If trends in the past decade are any indicator, student loan debt isn’t going anywhere but up. Recently in 2013, student loan debt hit $1.2 trillion, eclipsing both credit card and auto debt.
Student debt has become an increasingly trying aspect of receiving a degree. Steep tuition prices have coupled with a lackluster job market and expanded the risk of student debt exponentially–all while interest rates for PLUS loans have jumped to over 7 percent.
The outlook on student debt may be bleak, but luckily for some who are eager to expand their academic horizons, there may be another option. Peer-to-peer (p2p) lending platforms are taking a crack at mitigating the escalating student debt crisis–and making some money in the process.
Peer-to-peer lending and student loans

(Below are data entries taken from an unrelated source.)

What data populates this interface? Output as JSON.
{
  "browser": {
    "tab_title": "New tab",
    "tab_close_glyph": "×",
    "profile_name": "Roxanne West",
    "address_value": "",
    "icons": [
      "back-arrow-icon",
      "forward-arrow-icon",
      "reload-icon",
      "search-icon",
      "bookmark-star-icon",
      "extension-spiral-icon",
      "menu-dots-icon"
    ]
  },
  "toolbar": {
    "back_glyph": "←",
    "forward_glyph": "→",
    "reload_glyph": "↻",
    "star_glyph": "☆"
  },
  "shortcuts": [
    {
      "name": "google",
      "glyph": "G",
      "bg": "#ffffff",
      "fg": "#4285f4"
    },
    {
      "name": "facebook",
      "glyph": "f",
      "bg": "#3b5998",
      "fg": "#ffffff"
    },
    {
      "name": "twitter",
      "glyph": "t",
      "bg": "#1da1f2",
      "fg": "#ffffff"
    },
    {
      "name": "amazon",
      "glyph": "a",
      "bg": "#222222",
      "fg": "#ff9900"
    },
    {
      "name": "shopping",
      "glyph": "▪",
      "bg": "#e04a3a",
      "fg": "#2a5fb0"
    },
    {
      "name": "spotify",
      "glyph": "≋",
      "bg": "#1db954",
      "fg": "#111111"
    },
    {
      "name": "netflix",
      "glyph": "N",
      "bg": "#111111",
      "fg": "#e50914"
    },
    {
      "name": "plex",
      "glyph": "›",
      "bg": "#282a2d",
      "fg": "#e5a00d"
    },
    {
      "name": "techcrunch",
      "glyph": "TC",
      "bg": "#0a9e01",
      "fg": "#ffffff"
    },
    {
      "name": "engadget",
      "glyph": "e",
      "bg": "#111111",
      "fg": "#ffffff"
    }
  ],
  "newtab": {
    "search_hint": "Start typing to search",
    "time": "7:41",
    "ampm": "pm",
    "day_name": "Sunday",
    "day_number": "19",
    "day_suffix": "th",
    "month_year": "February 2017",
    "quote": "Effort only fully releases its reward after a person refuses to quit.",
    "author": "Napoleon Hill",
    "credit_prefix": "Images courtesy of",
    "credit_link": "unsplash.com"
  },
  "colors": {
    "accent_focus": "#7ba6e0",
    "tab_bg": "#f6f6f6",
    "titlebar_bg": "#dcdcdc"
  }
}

SoFi, or Social Finance, is a capital raising p2p lender (a loan between two people) geared specifically towards student debt. Through offering lower interest rates than direct and federal PLUS loans, not to mention boasting higher returns than federal 10 year treasuries, they attract both students and investors with the promise of saving and/or earning some cash. SoFi interest rates are calculated using their own metrics– income and job security being important factors.
They offer refinancing as well as direct loans for those seeking to receive an education. But possibly the most innovative aspect of SoFi is the fact that it transcends loan consolidation and refinancing, into a platform for social networking.

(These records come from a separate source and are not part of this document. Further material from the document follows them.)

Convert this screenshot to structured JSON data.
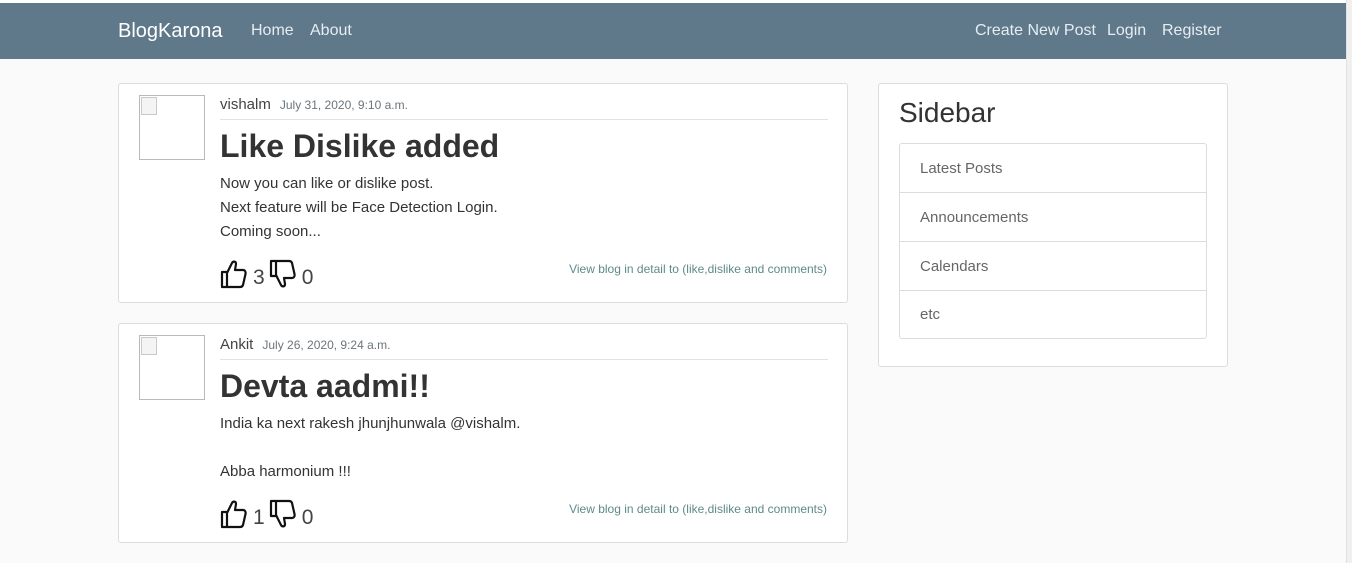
{
  "navbar": {
    "brand": "BlogKarona",
    "left_links": [
      "Home",
      "About"
    ],
    "right_links": [
      "Create New Post",
      "Login",
      "Register"
    ]
  },
  "posts": [
    {
      "author": "vishalm",
      "date": "July 31, 2020, 9:10 a.m.",
      "title": "Like Dislike added",
      "body": "Now you can like or dislike post.\nNext feature will be Face Detection Login.\nComing soon...",
      "likes": "3",
      "dislikes": "0",
      "detail_link": "View blog in detail to (like,dislike and comments)"
    },
    {
      "author": "Ankit",
      "date": "July 26, 2020, 9:24 a.m.",
      "title": "Devta aadmi!!",
      "body": "India ka next rakesh jhunjhunwala @vishalm.\n\nAbba harmonium !!!",
      "likes": "1",
      "dislikes": "0",
      "detail_link": "View blog in detail to (like,dislike and comments)"
    }
  ],
  "sidebar": {
    "title": "Sidebar",
    "items": [
      "Latest Posts",
      "Announcements",
      "Calendars",
      "etc"
    ]
  },
  "colors": {
    "navbar_bg": "#5f788a",
    "link_accent": "#5e8a8a"
  },
  "icons": [
    "thumbs-up-icon",
    "thumbs-down-icon",
    "broken-image-icon"
  ]
}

SoFi offers a medium for buyers looking to better their student loan situation, but also offers a place (by utilizing alumni as investors) for those same buyers to network with graduates of their institutions and others. This symbiosis awards the loaner with a higher return than federal treasuries, as well as the satisfaction of giving back to ones universtiy–a relationship which SoFi calls a mutual benefit to both parties involved.
SoFi is not the only player in the p2p student loan arena. Another New York based platform CommonBond is also seeing an opportunity in lessening the financial burden of student debt– though they haven’t yet issued the $840 million in loans that SoFi has. So far, these are the only two platforms of their kind.

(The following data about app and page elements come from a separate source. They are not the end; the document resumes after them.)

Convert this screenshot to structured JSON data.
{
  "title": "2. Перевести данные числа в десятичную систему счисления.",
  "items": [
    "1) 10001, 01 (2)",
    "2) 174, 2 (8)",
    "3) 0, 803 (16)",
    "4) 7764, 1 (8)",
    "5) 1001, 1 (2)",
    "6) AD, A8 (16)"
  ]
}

What’s the catch?
If you’re one of the 37 million Americans with outstanding student loans reading this right now, your mouth may be watering–but as you’ve been dreadfully expecting–refinanced and consolidated loans through these platforms might not be as viable as desired.[contextly_auto_sidebar id=”MxtXFWYI6RpniV8FnR9ikxko5FsXTCZy”]As it stands, SoFi is only partnered with 78 schools, meaning unless one of these is your alma mater, you are unfortunately out of luck. Likewise with CommonBond, if you are not a graduate of the pre-selected schools, you are not yet eligible.
Some venture capitalists and alumni may also be more hesitant to invest considering the woefully high default rate for federal student loans–though the social networking aspect of platforms like SoFi may help quell some of those concerns.
Additionally, p2p student loans face the same potential pitfalls as regular p2p lending, such as improper diversification, bankruptcy, or the constant threat of increased interest rates.
Where is it going?
The practice of p2p lending is, in the foreseeable future, not an option that most can enjoy. As highlighted earlier, platforms like SoFi and CommonBond are relegated to the primarily private institutions which they’re affiliated with. But expansion, amongst affluent schools or not, may be imminent.
SoFi recently announced that it landed a $151 million securitization of refinanced loans, and also received a Standard & Poor’s rating of “A.” Meanwhile CommonBond has secured over $100 million in funding.
From a student perspective, those receiving an education in business, medicine, and law will benefit the most from SoFi’s expansion. So for now, all you liberal arts folks will have to deal with your $29,000 in student loans.